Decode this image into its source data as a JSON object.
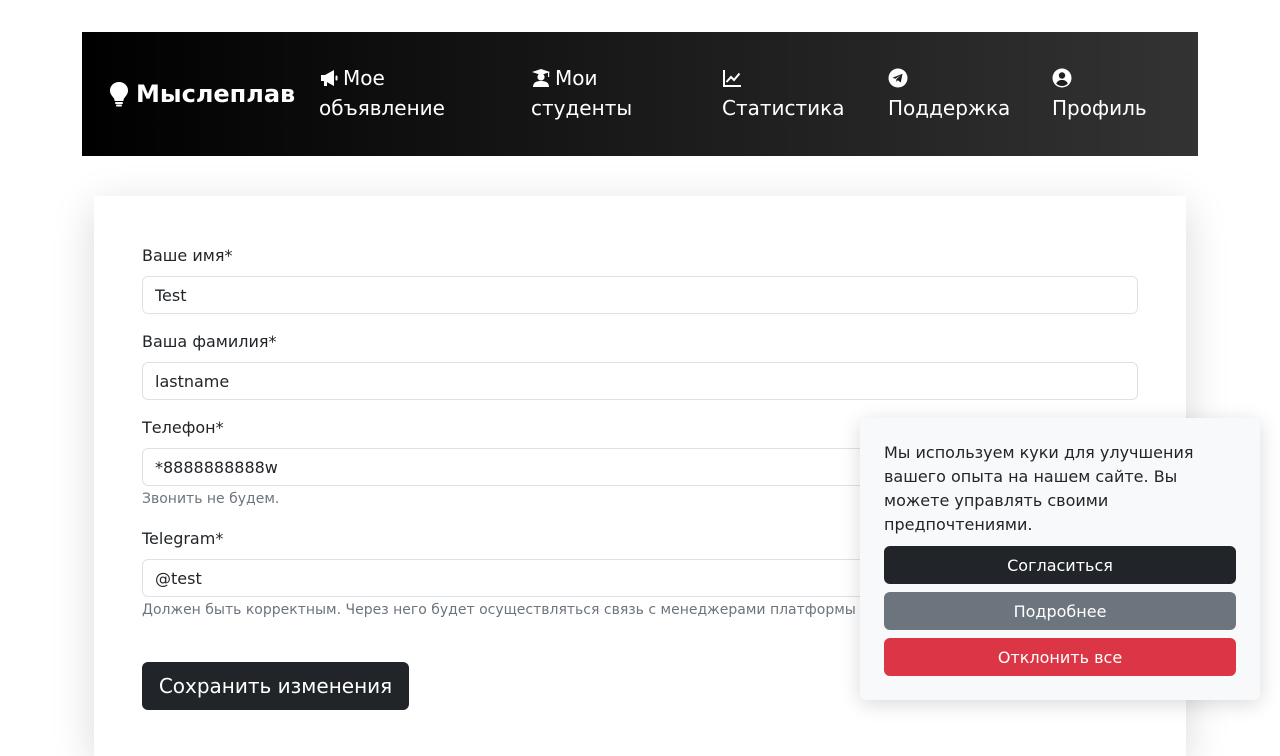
{
  "navbar": {
    "brand": "Мыслеплав",
    "items": [
      {
        "line1": "Мое",
        "line2": "объявление",
        "icon": "megaphone-icon"
      },
      {
        "line1": "Мои",
        "line2": "студенты",
        "icon": "graduate-icon"
      },
      {
        "line1": "",
        "line2": "Статистика",
        "icon": "chart-line-icon"
      },
      {
        "line1": "",
        "line2": "Поддержка",
        "icon": "telegram-icon"
      },
      {
        "line1": "",
        "line2": "Профиль",
        "icon": "user-circle-icon"
      }
    ]
  },
  "form": {
    "first_name": {
      "label": "Ваше имя*",
      "value": "Test"
    },
    "last_name": {
      "label": "Ваша фамилия*",
      "value": "lastname"
    },
    "phone": {
      "label": "Телефон*",
      "value": "*8888888888w",
      "hint": "Звонить не будем."
    },
    "telegram": {
      "label": "Telegram*",
      "value": "@test",
      "hint": "Должен быть корректным. Через него будет осуществляться связь с менеджерами платформы"
    },
    "save_label": "Сохранить изменения"
  },
  "cookie": {
    "text": "Мы используем куки для улучшения вашего опыта на нашем сайте. Вы можете управлять своими предпочтениями.",
    "accept": "Согласиться",
    "more": "Подробнее",
    "reject": "Отклонить все"
  },
  "colors": {
    "primary_dark": "#212529",
    "secondary": "#6c757d",
    "danger": "#dc3545",
    "muted_text": "#6c757d"
  }
}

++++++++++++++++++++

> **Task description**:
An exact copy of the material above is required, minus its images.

> **Answer section**:
Decode this image into its source data as a JSON object.
{
  "navbar": {
    "brand": "Мыслеплав",
    "items": [
      {
        "line1": "Мое",
        "line2": "объявление",
        "icon": "megaphone-icon"
      },
      {
        "line1": "Мои",
        "line2": "студенты",
        "icon": "graduate-icon"
      },
      {
        "line1": "",
        "line2": "Статистика",
        "icon": "chart-line-icon"
      },
      {
        "line1": "",
        "line2": "Поддержка",
        "icon": "telegram-icon"
      },
      {
        "line1": "",
        "line2": "Профиль",
        "icon": "user-circle-icon"
      }
    ]
  },
  "form": {
    "first_name": {
      "label": "Ваше имя*",
      "value": "Test"
    },
    "last_name": {
      "label": "Ваша фамилия*",
      "value": "lastname"
    },
    "phone": {
      "label": "Телефон*",
      "value": "*8888888888w",
      "hint": "Звонить не будем."
    },
    "telegram": {
      "label": "Telegram*",
      "value": "@test",
      "hint": "Должен быть корректным. Через него будет осуществляться связь с менеджерами платформы"
    },
    "save_label": "Сохранить изменения"
  },
  "cookie": {
    "text": "Мы используем куки для улучшения вашего опыта на нашем сайте. Вы можете управлять своими предпочтениями.",
    "accept": "Согласиться",
    "more": "Подробнее",
    "reject": "Отклонить все"
  },
  "colors": {
    "primary_dark": "#212529",
    "secondary": "#6c757d",
    "danger": "#dc3545",
    "muted_text": "#6c757d"
  }
}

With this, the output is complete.